*Problem to work on*
The full set of records needs to be retyped exactly.

*Extracted data entries*
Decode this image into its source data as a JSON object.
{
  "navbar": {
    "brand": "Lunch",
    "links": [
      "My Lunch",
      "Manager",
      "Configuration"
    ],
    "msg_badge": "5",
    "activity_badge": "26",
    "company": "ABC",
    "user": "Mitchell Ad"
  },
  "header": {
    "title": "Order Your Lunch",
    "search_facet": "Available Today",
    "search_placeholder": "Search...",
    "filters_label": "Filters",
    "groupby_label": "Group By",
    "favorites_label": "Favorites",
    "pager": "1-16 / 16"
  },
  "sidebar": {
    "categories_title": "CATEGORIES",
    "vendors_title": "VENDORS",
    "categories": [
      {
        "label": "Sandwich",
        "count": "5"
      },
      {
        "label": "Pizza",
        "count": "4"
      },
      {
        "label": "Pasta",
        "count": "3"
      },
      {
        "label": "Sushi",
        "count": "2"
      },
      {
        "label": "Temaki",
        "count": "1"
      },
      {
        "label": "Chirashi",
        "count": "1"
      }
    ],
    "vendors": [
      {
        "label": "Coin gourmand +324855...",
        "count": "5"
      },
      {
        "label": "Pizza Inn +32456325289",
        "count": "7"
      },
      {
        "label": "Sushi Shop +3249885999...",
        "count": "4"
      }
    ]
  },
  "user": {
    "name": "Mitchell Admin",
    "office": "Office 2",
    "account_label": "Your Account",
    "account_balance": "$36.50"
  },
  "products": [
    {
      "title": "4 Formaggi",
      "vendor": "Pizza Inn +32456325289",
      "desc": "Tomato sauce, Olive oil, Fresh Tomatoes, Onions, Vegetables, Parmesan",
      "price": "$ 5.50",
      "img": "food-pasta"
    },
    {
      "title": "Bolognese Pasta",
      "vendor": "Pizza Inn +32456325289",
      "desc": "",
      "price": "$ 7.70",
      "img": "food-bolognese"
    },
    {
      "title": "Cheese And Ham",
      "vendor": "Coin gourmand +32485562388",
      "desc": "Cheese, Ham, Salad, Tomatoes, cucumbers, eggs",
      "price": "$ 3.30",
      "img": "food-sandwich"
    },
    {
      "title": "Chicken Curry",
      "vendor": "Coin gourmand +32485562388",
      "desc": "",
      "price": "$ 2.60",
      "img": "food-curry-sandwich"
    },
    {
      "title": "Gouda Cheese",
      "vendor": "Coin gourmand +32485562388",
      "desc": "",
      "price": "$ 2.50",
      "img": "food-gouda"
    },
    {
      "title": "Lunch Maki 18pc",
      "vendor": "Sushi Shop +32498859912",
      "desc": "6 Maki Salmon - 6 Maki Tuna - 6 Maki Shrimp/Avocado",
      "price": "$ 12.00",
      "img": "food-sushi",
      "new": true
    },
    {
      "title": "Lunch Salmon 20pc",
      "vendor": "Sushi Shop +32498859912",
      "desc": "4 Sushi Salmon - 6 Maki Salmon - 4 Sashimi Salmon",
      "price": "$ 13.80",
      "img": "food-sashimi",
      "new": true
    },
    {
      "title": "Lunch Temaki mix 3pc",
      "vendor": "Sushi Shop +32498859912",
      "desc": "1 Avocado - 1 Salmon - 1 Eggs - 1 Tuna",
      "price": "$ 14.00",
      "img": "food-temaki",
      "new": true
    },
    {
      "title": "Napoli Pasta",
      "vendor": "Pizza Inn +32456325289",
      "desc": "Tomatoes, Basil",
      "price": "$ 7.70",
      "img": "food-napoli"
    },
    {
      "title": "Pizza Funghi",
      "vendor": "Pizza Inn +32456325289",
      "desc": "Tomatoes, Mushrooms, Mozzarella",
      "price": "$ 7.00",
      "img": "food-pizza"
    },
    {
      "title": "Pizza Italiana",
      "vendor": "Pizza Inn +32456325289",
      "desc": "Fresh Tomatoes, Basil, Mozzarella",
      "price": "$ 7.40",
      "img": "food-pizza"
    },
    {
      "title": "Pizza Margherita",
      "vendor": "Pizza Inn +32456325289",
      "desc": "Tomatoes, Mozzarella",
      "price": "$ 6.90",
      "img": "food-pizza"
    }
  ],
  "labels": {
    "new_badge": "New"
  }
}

*Response for this exercise*
Decode this image into its source data as a JSON object.
{
  "navbar": {
    "brand": "Lunch",
    "links": [
      "My Lunch",
      "Manager",
      "Configuration"
    ],
    "msg_badge": "5",
    "activity_badge": "26",
    "company": "ABC",
    "user": "Mitchell Ad"
  },
  "header": {
    "title": "Order Your Lunch",
    "search_facet": "Available Today",
    "search_placeholder": "Search...",
    "filters_label": "Filters",
    "groupby_label": "Group By",
    "favorites_label": "Favorites",
    "pager": "1-16 / 16"
  },
  "sidebar": {
    "categories_title": "CATEGORIES",
    "vendors_title": "VENDORS",
    "categories": [
      {
        "label": "Sandwich",
        "count": "5"
      },
      {
        "label": "Pizza",
        "count": "4"
      },
      {
        "label": "Pasta",
        "count": "3"
      },
      {
        "label": "Sushi",
        "count": "2"
      },
      {
        "label": "Temaki",
        "count": "1"
      },
      {
        "label": "Chirashi",
        "count": "1"
      }
    ],
    "vendors": [
      {
        "label": "Coin gourmand +324855...",
        "count": "5"
      },
      {
        "label": "Pizza Inn +32456325289",
        "count": "7"
      },
      {
        "label": "Sushi Shop +3249885999...",
        "count": "4"
      }
    ]
  },
  "user": {
    "name": "Mitchell Admin",
    "office": "Office 2",
    "account_label": "Your Account",
    "account_balance": "$36.50"
  },
  "products": [
    {
      "title": "4 Formaggi",
      "vendor": "Pizza Inn +32456325289",
      "desc": "Tomato sauce, Olive oil, Fresh Tomatoes, Onions, Vegetables, Parmesan",
      "price": "$ 5.50",
      "img": "food-pasta"
    },
    {
      "title": "Bolognese Pasta",
      "vendor": "Pizza Inn +32456325289",
      "desc": "",
      "price": "$ 7.70",
      "img": "food-bolognese"
    },
    {
      "title": "Cheese And Ham",
      "vendor": "Coin gourmand +32485562388",
      "desc": "Cheese, Ham, Salad, Tomatoes, cucumbers, eggs",
      "price": "$ 3.30",
      "img": "food-sandwich"
    },
    {
      "title": "Chicken Curry",
      "vendor": "Coin gourmand +32485562388",
      "desc": "",
      "price": "$ 2.60",
      "img": "food-curry-sandwich"
    },
    {
      "title": "Gouda Cheese",
      "vendor": "Coin gourmand +32485562388",
      "desc": "",
      "price": "$ 2.50",
      "img": "food-gouda"
    },
    {
      "title": "Lunch Maki 18pc",
      "vendor": "Sushi Shop +32498859912",
      "desc": "6 Maki Salmon - 6 Maki Tuna - 6 Maki Shrimp/Avocado",
      "price": "$ 12.00",
      "img": "food-sushi",
      "new": true
    },
    {
      "title": "Lunch Salmon 20pc",
      "vendor": "Sushi Shop +32498859912",
      "desc": "4 Sushi Salmon - 6 Maki Salmon - 4 Sashimi Salmon",
      "price": "$ 13.80",
      "img": "food-sashimi",
      "new": true
    },
    {
      "title": "Lunch Temaki mix 3pc",
      "vendor": "Sushi Shop +32498859912",
      "desc": "1 Avocado - 1 Salmon - 1 Eggs - 1 Tuna",
      "price": "$ 14.00",
      "img": "food-temaki",
      "new": true
    },
    {
      "title": "Napoli Pasta",
      "vendor": "Pizza Inn +32456325289",
      "desc": "Tomatoes, Basil",
      "price": "$ 7.70",
      "img": "food-napoli"
    },
    {
      "title": "Pizza Funghi",
      "vendor": "Pizza Inn +32456325289",
      "desc": "Tomatoes, Mushrooms, Mozzarella",
      "price": "$ 7.00",
      "img": "food-pizza"
    },
    {
      "title": "Pizza Italiana",
      "vendor": "Pizza Inn +32456325289",
      "desc": "Fresh Tomatoes, Basil, Mozzarella",
      "price": "$ 7.40",
      "img": "food-pizza"
    },
    {
      "title": "Pizza Margherita",
      "vendor": "Pizza Inn +32456325289",
      "desc": "Tomatoes, Mozzarella",
      "price": "$ 6.90",
      "img": "food-pizza"
    }
  ],
  "labels": {
    "new_badge": "New"
  }
}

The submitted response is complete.